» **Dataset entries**
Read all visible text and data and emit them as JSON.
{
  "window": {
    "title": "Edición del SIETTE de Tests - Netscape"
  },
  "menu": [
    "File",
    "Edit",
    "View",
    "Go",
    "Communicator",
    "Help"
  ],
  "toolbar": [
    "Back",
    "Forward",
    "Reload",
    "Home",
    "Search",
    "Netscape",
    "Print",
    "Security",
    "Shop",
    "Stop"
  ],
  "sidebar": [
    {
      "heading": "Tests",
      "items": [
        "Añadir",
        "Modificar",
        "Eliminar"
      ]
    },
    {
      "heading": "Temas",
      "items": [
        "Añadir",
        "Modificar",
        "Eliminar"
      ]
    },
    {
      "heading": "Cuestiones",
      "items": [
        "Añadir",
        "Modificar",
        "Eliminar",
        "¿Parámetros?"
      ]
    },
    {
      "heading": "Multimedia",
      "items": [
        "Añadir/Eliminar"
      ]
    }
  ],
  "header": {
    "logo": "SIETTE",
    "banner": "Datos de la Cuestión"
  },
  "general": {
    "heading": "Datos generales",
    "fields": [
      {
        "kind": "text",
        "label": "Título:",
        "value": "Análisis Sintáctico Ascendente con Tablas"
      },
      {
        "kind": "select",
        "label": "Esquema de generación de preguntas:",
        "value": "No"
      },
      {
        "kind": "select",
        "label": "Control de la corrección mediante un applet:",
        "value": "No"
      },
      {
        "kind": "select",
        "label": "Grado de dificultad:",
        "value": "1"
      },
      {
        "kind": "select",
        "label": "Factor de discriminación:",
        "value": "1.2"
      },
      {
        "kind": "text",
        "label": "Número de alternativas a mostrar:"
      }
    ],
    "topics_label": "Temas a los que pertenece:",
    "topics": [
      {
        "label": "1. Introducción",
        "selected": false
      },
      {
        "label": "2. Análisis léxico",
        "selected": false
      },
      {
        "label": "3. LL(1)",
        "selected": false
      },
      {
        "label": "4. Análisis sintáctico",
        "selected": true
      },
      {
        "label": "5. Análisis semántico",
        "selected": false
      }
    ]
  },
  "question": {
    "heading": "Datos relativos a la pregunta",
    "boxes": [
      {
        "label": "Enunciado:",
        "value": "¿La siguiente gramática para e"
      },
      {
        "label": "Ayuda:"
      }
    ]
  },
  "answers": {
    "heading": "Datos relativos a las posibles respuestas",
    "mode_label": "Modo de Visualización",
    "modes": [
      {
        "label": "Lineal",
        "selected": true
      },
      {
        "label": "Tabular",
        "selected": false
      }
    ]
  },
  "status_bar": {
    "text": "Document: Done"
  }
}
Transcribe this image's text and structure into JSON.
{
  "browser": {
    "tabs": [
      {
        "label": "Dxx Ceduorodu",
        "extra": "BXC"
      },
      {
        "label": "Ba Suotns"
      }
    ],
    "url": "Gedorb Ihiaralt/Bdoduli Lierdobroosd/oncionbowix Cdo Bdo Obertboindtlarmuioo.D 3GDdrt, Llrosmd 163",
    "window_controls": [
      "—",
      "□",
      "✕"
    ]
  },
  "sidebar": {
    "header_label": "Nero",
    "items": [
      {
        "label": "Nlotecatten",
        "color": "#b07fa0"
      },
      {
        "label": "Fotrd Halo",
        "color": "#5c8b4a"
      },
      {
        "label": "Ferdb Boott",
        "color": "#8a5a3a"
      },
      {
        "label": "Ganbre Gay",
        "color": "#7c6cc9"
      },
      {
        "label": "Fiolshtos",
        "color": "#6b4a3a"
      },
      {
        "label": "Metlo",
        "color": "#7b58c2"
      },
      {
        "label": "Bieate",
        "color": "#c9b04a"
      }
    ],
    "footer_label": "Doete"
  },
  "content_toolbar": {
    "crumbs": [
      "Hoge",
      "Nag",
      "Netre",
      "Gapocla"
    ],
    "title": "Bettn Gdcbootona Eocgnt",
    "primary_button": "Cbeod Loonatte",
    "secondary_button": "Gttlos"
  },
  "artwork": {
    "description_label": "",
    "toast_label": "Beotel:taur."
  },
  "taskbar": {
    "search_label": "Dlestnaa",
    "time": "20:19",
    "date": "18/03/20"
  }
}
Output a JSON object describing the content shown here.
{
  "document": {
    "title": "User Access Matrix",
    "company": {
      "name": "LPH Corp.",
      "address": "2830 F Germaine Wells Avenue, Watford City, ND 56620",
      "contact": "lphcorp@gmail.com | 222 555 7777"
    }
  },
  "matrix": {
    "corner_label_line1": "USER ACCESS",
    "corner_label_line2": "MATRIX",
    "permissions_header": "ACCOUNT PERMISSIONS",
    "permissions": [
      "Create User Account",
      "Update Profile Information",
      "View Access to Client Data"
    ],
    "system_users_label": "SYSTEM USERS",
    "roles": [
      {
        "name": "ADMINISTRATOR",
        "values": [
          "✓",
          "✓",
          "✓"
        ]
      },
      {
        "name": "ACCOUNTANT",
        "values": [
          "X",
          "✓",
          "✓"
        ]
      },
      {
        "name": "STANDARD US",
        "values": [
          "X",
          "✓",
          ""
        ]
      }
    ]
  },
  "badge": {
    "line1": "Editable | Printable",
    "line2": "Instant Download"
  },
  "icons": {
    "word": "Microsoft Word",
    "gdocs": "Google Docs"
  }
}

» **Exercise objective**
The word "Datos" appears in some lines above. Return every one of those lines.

» **Exercise solution**
    "banner": "Datos de la Cuestión"
    "heading": "Datos generales",
    "heading": "Datos relativos a la pregunta",
    "heading": "Datos relativos a las posibles respuestas",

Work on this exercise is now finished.